What you have to do: Your response needs to be the data below, retyped exactly.

Task data:
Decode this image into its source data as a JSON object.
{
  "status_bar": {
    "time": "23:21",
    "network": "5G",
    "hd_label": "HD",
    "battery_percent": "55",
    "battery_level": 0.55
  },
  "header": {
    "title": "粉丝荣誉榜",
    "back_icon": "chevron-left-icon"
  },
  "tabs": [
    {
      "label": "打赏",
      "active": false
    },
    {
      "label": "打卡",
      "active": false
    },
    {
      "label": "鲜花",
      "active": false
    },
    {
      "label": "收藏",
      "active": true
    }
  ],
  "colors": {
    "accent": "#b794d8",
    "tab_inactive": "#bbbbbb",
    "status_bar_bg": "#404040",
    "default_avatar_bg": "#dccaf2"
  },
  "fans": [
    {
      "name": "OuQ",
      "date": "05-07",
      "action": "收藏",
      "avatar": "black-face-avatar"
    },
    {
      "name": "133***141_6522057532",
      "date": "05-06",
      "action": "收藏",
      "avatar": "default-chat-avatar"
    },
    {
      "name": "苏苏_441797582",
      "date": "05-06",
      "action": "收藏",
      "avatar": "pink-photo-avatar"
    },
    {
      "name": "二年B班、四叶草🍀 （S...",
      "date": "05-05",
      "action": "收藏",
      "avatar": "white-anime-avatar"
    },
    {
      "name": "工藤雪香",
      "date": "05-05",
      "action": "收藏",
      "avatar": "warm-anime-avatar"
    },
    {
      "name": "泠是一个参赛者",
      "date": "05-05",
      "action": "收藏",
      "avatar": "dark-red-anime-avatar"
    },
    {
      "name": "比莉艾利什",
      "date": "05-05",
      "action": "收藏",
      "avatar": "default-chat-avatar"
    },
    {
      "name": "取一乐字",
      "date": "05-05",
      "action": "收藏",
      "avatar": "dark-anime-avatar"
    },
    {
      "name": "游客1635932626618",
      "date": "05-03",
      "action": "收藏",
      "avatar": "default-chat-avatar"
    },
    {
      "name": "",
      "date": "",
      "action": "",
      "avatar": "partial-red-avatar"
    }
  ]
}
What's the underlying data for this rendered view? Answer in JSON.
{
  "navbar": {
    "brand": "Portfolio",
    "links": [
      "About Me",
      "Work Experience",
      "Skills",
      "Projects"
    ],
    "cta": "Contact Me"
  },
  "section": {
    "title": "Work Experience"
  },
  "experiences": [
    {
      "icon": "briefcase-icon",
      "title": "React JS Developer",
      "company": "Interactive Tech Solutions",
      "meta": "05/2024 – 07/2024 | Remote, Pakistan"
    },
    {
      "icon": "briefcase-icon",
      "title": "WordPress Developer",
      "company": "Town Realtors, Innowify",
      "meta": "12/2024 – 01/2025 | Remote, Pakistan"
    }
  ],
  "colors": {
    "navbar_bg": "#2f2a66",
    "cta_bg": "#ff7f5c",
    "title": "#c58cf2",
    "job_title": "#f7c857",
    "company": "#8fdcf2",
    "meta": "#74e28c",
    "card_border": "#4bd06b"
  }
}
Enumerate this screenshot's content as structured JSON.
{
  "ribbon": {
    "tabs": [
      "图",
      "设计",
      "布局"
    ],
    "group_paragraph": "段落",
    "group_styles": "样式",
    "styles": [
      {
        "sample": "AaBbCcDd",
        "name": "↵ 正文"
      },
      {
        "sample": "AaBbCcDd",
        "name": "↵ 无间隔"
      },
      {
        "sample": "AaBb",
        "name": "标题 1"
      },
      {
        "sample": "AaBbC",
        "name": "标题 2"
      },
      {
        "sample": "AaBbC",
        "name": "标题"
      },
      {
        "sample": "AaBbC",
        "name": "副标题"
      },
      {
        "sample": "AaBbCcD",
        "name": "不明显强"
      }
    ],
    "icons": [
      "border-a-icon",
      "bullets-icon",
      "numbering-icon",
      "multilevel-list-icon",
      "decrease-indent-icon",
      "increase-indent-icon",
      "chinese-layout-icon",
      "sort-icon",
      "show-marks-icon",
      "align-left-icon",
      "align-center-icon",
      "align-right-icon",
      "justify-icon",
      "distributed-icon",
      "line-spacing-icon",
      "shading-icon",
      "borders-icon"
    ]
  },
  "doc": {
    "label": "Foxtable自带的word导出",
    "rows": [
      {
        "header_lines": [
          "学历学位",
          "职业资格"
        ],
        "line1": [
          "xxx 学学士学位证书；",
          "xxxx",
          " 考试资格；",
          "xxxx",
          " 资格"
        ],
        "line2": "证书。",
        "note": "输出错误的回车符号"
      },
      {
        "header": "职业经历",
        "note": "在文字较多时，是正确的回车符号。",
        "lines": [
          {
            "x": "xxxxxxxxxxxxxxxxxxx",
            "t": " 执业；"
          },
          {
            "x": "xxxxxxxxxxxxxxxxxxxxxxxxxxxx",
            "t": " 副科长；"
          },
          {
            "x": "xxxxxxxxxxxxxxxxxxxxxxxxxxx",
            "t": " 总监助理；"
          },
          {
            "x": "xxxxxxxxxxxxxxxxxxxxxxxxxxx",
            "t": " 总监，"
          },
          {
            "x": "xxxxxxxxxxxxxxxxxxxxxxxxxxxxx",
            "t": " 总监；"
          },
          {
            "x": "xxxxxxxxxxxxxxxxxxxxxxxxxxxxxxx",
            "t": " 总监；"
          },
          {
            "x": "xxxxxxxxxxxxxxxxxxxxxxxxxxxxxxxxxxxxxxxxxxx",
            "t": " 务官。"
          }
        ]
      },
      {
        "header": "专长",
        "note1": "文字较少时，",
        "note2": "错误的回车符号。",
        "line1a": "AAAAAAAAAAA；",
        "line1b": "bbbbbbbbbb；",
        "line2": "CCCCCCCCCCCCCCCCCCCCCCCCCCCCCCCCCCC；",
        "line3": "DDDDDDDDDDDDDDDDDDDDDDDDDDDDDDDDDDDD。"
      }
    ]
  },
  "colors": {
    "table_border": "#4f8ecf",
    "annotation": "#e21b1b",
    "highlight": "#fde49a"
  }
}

Your solution:
Decode this image into its source data as a JSON object.
{
  "status_bar": {
    "time": "23:21",
    "network": "5G",
    "hd_label": "HD",
    "battery_percent": "55",
    "battery_level": 0.55
  },
  "header": {
    "title": "粉丝荣誉榜",
    "back_icon": "chevron-left-icon"
  },
  "tabs": [
    {
      "label": "打赏",
      "active": false
    },
    {
      "label": "打卡",
      "active": false
    },
    {
      "label": "鲜花",
      "active": false
    },
    {
      "label": "收藏",
      "active": true
    }
  ],
  "colors": {
    "accent": "#b794d8",
    "tab_inactive": "#bbbbbb",
    "status_bar_bg": "#404040",
    "default_avatar_bg": "#dccaf2"
  },
  "fans": [
    {
      "name": "OuQ",
      "date": "05-07",
      "action": "收藏",
      "avatar": "black-face-avatar"
    },
    {
      "name": "133***141_6522057532",
      "date": "05-06",
      "action": "收藏",
      "avatar": "default-chat-avatar"
    },
    {
      "name": "苏苏_441797582",
      "date": "05-06",
      "action": "收藏",
      "avatar": "pink-photo-avatar"
    },
    {
      "name": "二年B班、四叶草🍀 （S...",
      "date": "05-05",
      "action": "收藏",
      "avatar": "white-anime-avatar"
    },
    {
      "name": "工藤雪香",
      "date": "05-05",
      "action": "收藏",
      "avatar": "warm-anime-avatar"
    },
    {
      "name": "泠是一个参赛者",
      "date": "05-05",
      "action": "收藏",
      "avatar": "dark-red-anime-avatar"
    },
    {
      "name": "比莉艾利什",
      "date": "05-05",
      "action": "收藏",
      "avatar": "default-chat-avatar"
    },
    {
      "name": "取一乐字",
      "date": "05-05",
      "action": "收藏",
      "avatar": "dark-anime-avatar"
    },
    {
      "name": "游客1635932626618",
      "date": "05-03",
      "action": "收藏",
      "avatar": "default-chat-avatar"
    },
    {
      "name": "",
      "date": "",
      "action": "",
      "avatar": "partial-red-avatar"
    }
  ]
}
What's the underlying data for this rendered view? Answer in JSON.
{
  "navbar": {
    "brand": "Portfolio",
    "links": [
      "About Me",
      "Work Experience",
      "Skills",
      "Projects"
    ],
    "cta": "Contact Me"
  },
  "section": {
    "title": "Work Experience"
  },
  "experiences": [
    {
      "icon": "briefcase-icon",
      "title": "React JS Developer",
      "company": "Interactive Tech Solutions",
      "meta": "05/2024 – 07/2024 | Remote, Pakistan"
    },
    {
      "icon": "briefcase-icon",
      "title": "WordPress Developer",
      "company": "Town Realtors, Innowify",
      "meta": "12/2024 – 01/2025 | Remote, Pakistan"
    }
  ],
  "colors": {
    "navbar_bg": "#2f2a66",
    "cta_bg": "#ff7f5c",
    "title": "#c58cf2",
    "job_title": "#f7c857",
    "company": "#8fdcf2",
    "meta": "#74e28c",
    "card_border": "#4bd06b"
  }
}
Enumerate this screenshot's content as structured JSON.
{
  "ribbon": {
    "tabs": [
      "图",
      "设计",
      "布局"
    ],
    "group_paragraph": "段落",
    "group_styles": "样式",
    "styles": [
      {
        "sample": "AaBbCcDd",
        "name": "↵ 正文"
      },
      {
        "sample": "AaBbCcDd",
        "name": "↵ 无间隔"
      },
      {
        "sample": "AaBb",
        "name": "标题 1"
      },
      {
        "sample": "AaBbC",
        "name": "标题 2"
      },
      {
        "sample": "AaBbC",
        "name": "标题"
      },
      {
        "sample": "AaBbC",
        "name": "副标题"
      },
      {
        "sample": "AaBbCcD",
        "name": "不明显强"
      }
    ],
    "icons": [
      "border-a-icon",
      "bullets-icon",
      "numbering-icon",
      "multilevel-list-icon",
      "decrease-indent-icon",
      "increase-indent-icon",
      "chinese-layout-icon",
      "sort-icon",
      "show-marks-icon",
      "align-left-icon",
      "align-center-icon",
      "align-right-icon",
      "justify-icon",
      "distributed-icon",
      "line-spacing-icon",
      "shading-icon",
      "borders-icon"
    ]
  },
  "doc": {
    "label": "Foxtable自带的word导出",
    "rows": [
      {
        "header_lines": [
          "学历学位",
          "职业资格"
        ],
        "line1": [
          "xxx 学学士学位证书；",
          "xxxx",
          " 考试资格；",
          "xxxx",
          " 资格"
        ],
        "line2": "证书。",
        "note": "输出错误的回车符号"
      },
      {
        "header": "职业经历",
        "note": "在文字较多时，是正确的回车符号。",
        "lines": [
          {
            "x": "xxxxxxxxxxxxxxxxxxx",
            "t": " 执业；"
          },
          {
            "x": "xxxxxxxxxxxxxxxxxxxxxxxxxxxx",
            "t": " 副科长；"
          },
          {
            "x": "xxxxxxxxxxxxxxxxxxxxxxxxxxx",
            "t": " 总监助理；"
          },
          {
            "x": "xxxxxxxxxxxxxxxxxxxxxxxxxxx",
            "t": " 总监，"
          },
          {
            "x": "xxxxxxxxxxxxxxxxxxxxxxxxxxxxx",
            "t": " 总监；"
          },
          {
            "x": "xxxxxxxxxxxxxxxxxxxxxxxxxxxxxxx",
            "t": " 总监；"
          },
          {
            "x": "xxxxxxxxxxxxxxxxxxxxxxxxxxxxxxxxxxxxxxxxxxx",
            "t": " 务官。"
          }
        ]
      },
      {
        "header": "专长",
        "note1": "文字较少时，",
        "note2": "错误的回车符号。",
        "line1a": "AAAAAAAAAAA；",
        "line1b": "bbbbbbbbbb；",
        "line2": "CCCCCCCCCCCCCCCCCCCCCCCCCCCCCCCCCCC；",
        "line3": "DDDDDDDDDDDDDDDDDDDDDDDDDDDDDDDDDDDD。"
      }
    ]
  },
  "colors": {
    "table_border": "#4f8ecf",
    "annotation": "#e21b1b",
    "highlight": "#fde49a"
  }
}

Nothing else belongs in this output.